WORK REQUIRED: Every record must be retyped exactly as it reads.

[Records from a data collection]

::::

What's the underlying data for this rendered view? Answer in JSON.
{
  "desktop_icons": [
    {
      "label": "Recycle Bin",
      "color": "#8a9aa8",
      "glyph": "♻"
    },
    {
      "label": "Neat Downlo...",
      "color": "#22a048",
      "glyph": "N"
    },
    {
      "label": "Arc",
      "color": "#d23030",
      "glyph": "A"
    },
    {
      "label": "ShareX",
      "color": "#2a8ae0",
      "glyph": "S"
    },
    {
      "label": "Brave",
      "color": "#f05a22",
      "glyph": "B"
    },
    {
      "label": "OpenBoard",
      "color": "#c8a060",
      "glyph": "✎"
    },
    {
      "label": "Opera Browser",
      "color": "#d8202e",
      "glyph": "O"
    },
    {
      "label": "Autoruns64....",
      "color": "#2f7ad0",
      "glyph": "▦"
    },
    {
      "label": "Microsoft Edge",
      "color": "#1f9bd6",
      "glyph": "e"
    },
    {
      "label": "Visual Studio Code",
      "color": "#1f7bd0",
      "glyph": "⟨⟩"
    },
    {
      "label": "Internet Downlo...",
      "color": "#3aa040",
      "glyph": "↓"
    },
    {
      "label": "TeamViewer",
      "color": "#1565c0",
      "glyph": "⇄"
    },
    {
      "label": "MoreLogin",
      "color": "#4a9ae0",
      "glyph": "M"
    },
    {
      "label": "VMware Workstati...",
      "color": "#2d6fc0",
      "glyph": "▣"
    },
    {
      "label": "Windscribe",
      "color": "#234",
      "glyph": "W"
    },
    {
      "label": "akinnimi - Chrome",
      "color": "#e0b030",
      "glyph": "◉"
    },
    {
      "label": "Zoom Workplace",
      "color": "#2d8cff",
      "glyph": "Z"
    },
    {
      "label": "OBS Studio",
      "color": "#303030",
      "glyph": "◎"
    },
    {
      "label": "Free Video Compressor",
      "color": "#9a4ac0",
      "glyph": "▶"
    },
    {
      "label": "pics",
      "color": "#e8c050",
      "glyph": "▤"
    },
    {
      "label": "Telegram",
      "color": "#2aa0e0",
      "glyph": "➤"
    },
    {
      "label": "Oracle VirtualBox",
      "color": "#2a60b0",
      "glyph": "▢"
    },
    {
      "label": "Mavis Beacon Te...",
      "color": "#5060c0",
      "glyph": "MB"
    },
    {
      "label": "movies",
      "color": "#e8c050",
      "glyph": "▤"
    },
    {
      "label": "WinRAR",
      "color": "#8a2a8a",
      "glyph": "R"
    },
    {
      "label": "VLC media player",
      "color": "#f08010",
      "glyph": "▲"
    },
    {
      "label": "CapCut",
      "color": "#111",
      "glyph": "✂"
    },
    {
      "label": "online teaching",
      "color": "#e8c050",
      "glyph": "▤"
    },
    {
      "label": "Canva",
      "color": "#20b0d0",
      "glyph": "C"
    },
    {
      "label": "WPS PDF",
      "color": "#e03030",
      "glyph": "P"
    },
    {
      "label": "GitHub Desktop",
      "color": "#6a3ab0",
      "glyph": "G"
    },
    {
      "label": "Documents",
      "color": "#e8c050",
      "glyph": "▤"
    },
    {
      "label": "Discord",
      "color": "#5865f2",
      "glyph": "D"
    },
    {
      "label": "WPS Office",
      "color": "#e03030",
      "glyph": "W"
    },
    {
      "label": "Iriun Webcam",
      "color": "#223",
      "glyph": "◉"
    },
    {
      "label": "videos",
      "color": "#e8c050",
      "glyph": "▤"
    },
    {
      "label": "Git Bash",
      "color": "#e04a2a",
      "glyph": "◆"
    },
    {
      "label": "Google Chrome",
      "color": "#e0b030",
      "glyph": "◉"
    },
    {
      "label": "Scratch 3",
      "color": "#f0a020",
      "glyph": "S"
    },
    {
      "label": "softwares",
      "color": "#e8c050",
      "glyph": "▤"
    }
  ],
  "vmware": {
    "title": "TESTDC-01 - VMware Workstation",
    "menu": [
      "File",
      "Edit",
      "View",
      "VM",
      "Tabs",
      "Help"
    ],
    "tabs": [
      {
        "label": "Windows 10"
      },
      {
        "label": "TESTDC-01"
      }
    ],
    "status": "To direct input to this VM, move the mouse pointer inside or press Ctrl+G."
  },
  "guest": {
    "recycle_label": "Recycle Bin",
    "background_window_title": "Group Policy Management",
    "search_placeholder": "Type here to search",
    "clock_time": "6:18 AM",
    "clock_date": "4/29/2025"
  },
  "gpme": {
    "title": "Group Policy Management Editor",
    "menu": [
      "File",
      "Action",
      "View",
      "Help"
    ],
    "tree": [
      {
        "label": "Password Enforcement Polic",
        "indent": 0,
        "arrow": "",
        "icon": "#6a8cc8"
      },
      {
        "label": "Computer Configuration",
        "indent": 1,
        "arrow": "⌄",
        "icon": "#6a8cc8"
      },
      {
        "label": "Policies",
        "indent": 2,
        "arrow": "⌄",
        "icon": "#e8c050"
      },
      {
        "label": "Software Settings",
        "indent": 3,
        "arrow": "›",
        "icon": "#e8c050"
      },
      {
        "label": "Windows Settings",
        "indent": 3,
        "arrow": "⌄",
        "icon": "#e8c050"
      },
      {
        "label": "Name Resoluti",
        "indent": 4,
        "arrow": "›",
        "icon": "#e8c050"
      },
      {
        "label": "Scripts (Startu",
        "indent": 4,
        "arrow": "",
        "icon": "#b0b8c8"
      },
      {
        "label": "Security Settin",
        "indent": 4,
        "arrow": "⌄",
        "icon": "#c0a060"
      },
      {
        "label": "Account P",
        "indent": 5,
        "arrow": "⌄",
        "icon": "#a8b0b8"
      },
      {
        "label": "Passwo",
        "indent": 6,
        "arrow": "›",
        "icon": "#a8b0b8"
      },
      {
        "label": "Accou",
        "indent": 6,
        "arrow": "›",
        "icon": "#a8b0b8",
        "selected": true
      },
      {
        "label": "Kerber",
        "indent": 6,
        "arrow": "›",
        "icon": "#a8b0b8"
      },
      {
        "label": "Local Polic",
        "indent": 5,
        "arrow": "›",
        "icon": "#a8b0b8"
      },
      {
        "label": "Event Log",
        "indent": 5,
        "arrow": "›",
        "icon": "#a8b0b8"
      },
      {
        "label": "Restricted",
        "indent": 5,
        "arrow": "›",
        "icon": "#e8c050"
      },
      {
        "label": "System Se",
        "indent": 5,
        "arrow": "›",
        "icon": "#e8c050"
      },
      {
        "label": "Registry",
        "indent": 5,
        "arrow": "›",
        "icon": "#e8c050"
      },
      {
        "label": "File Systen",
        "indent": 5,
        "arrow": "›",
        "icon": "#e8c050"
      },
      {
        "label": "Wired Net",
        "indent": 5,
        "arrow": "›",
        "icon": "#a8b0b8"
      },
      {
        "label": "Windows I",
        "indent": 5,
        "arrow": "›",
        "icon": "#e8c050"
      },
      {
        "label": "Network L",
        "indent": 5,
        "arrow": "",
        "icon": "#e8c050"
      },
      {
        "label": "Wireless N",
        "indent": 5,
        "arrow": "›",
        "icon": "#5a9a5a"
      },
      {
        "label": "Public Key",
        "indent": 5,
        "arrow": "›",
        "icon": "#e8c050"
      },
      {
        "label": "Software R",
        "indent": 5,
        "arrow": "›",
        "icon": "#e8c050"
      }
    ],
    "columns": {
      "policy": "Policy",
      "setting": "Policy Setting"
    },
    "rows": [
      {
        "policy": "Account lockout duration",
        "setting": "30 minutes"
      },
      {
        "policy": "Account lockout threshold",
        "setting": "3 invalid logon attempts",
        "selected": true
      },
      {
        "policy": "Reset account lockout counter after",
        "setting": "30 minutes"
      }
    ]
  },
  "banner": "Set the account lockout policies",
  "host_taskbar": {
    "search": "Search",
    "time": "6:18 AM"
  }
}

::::

ANSWER BOX:
What's the underlying data for this rendered view? Answer in JSON.
{
  "desktop_icons": [
    {
      "label": "Recycle Bin",
      "color": "#8a9aa8",
      "glyph": "♻"
    },
    {
      "label": "Neat Downlo...",
      "color": "#22a048",
      "glyph": "N"
    },
    {
      "label": "Arc",
      "color": "#d23030",
      "glyph": "A"
    },
    {
      "label": "ShareX",
      "color": "#2a8ae0",
      "glyph": "S"
    },
    {
      "label": "Brave",
      "color": "#f05a22",
      "glyph": "B"
    },
    {
      "label": "OpenBoard",
      "color": "#c8a060",
      "glyph": "✎"
    },
    {
      "label": "Opera Browser",
      "color": "#d8202e",
      "glyph": "O"
    },
    {
      "label": "Autoruns64....",
      "color": "#2f7ad0",
      "glyph": "▦"
    },
    {
      "label": "Microsoft Edge",
      "color": "#1f9bd6",
      "glyph": "e"
    },
    {
      "label": "Visual Studio Code",
      "color": "#1f7bd0",
      "glyph": "⟨⟩"
    },
    {
      "label": "Internet Downlo...",
      "color": "#3aa040",
      "glyph": "↓"
    },
    {
      "label": "TeamViewer",
      "color": "#1565c0",
      "glyph": "⇄"
    },
    {
      "label": "MoreLogin",
      "color": "#4a9ae0",
      "glyph": "M"
    },
    {
      "label": "VMware Workstati...",
      "color": "#2d6fc0",
      "glyph": "▣"
    },
    {
      "label": "Windscribe",
      "color": "#234",
      "glyph": "W"
    },
    {
      "label": "akinnimi - Chrome",
      "color": "#e0b030",
      "glyph": "◉"
    },
    {
      "label": "Zoom Workplace",
      "color": "#2d8cff",
      "glyph": "Z"
    },
    {
      "label": "OBS Studio",
      "color": "#303030",
      "glyph": "◎"
    },
    {
      "label": "Free Video Compressor",
      "color": "#9a4ac0",
      "glyph": "▶"
    },
    {
      "label": "pics",
      "color": "#e8c050",
      "glyph": "▤"
    },
    {
      "label": "Telegram",
      "color": "#2aa0e0",
      "glyph": "➤"
    },
    {
      "label": "Oracle VirtualBox",
      "color": "#2a60b0",
      "glyph": "▢"
    },
    {
      "label": "Mavis Beacon Te...",
      "color": "#5060c0",
      "glyph": "MB"
    },
    {
      "label": "movies",
      "color": "#e8c050",
      "glyph": "▤"
    },
    {
      "label": "WinRAR",
      "color": "#8a2a8a",
      "glyph": "R"
    },
    {
      "label": "VLC media player",
      "color": "#f08010",
      "glyph": "▲"
    },
    {
      "label": "CapCut",
      "color": "#111",
      "glyph": "✂"
    },
    {
      "label": "online teaching",
      "color": "#e8c050",
      "glyph": "▤"
    },
    {
      "label": "Canva",
      "color": "#20b0d0",
      "glyph": "C"
    },
    {
      "label": "WPS PDF",
      "color": "#e03030",
      "glyph": "P"
    },
    {
      "label": "GitHub Desktop",
      "color": "#6a3ab0",
      "glyph": "G"
    },
    {
      "label": "Documents",
      "color": "#e8c050",
      "glyph": "▤"
    },
    {
      "label": "Discord",
      "color": "#5865f2",
      "glyph": "D"
    },
    {
      "label": "WPS Office",
      "color": "#e03030",
      "glyph": "W"
    },
    {
      "label": "Iriun Webcam",
      "color": "#223",
      "glyph": "◉"
    },
    {
      "label": "videos",
      "color": "#e8c050",
      "glyph": "▤"
    },
    {
      "label": "Git Bash",
      "color": "#e04a2a",
      "glyph": "◆"
    },
    {
      "label": "Google Chrome",
      "color": "#e0b030",
      "glyph": "◉"
    },
    {
      "label": "Scratch 3",
      "color": "#f0a020",
      "glyph": "S"
    },
    {
      "label": "softwares",
      "color": "#e8c050",
      "glyph": "▤"
    }
  ],
  "vmware": {
    "title": "TESTDC-01 - VMware Workstation",
    "menu": [
      "File",
      "Edit",
      "View",
      "VM",
      "Tabs",
      "Help"
    ],
    "tabs": [
      {
        "label": "Windows 10"
      },
      {
        "label": "TESTDC-01"
      }
    ],
    "status": "To direct input to this VM, move the mouse pointer inside or press Ctrl+G."
  },
  "guest": {
    "recycle_label": "Recycle Bin",
    "background_window_title": "Group Policy Management",
    "search_placeholder": "Type here to search",
    "clock_time": "6:18 AM",
    "clock_date": "4/29/2025"
  },
  "gpme": {
    "title": "Group Policy Management Editor",
    "menu": [
      "File",
      "Action",
      "View",
      "Help"
    ],
    "tree": [
      {
        "label": "Password Enforcement Polic",
        "indent": 0,
        "arrow": "",
        "icon": "#6a8cc8"
      },
      {
        "label": "Computer Configuration",
        "indent": 1,
        "arrow": "⌄",
        "icon": "#6a8cc8"
      },
      {
        "label": "Policies",
        "indent": 2,
        "arrow": "⌄",
        "icon": "#e8c050"
      },
      {
        "label": "Software Settings",
        "indent": 3,
        "arrow": "›",
        "icon": "#e8c050"
      },
      {
        "label": "Windows Settings",
        "indent": 3,
        "arrow": "⌄",
        "icon": "#e8c050"
      },
      {
        "label": "Name Resoluti",
        "indent": 4,
        "arrow": "›",
        "icon": "#e8c050"
      },
      {
        "label": "Scripts (Startu",
        "indent": 4,
        "arrow": "",
        "icon": "#b0b8c8"
      },
      {
        "label": "Security Settin",
        "indent": 4,
        "arrow": "⌄",
        "icon": "#c0a060"
      },
      {
        "label": "Account P",
        "indent": 5,
        "arrow": "⌄",
        "icon": "#a8b0b8"
      },
      {
        "label": "Passwo",
        "indent": 6,
        "arrow": "›",
        "icon": "#a8b0b8"
      },
      {
        "label": "Accou",
        "indent": 6,
        "arrow": "›",
        "icon": "#a8b0b8",
        "selected": true
      },
      {
        "label": "Kerber",
        "indent": 6,
        "arrow": "›",
        "icon": "#a8b0b8"
      },
      {
        "label": "Local Polic",
        "indent": 5,
        "arrow": "›",
        "icon": "#a8b0b8"
      },
      {
        "label": "Event Log",
        "indent": 5,
        "arrow": "›",
        "icon": "#a8b0b8"
      },
      {
        "label": "Restricted",
        "indent": 5,
        "arrow": "›",
        "icon": "#e8c050"
      },
      {
        "label": "System Se",
        "indent": 5,
        "arrow": "›",
        "icon": "#e8c050"
      },
      {
        "label": "Registry",
        "indent": 5,
        "arrow": "›",
        "icon": "#e8c050"
      },
      {
        "label": "File Systen",
        "indent": 5,
        "arrow": "›",
        "icon": "#e8c050"
      },
      {
        "label": "Wired Net",
        "indent": 5,
        "arrow": "›",
        "icon": "#a8b0b8"
      },
      {
        "label": "Windows I",
        "indent": 5,
        "arrow": "›",
        "icon": "#e8c050"
      },
      {
        "label": "Network L",
        "indent": 5,
        "arrow": "",
        "icon": "#e8c050"
      },
      {
        "label": "Wireless N",
        "indent": 5,
        "arrow": "›",
        "icon": "#5a9a5a"
      },
      {
        "label": "Public Key",
        "indent": 5,
        "arrow": "›",
        "icon": "#e8c050"
      },
      {
        "label": "Software R",
        "indent": 5,
        "arrow": "›",
        "icon": "#e8c050"
      }
    ],
    "columns": {
      "policy": "Policy",
      "setting": "Policy Setting"
    },
    "rows": [
      {
        "policy": "Account lockout duration",
        "setting": "30 minutes"
      },
      {
        "policy": "Account lockout threshold",
        "setting": "3 invalid logon attempts",
        "selected": true
      },
      {
        "policy": "Reset account lockout counter after",
        "setting": "30 minutes"
      }
    ]
  },
  "banner": "Set the account lockout policies",
  "host_taskbar": {
    "search": "Search",
    "time": "6:18 AM"
  }
}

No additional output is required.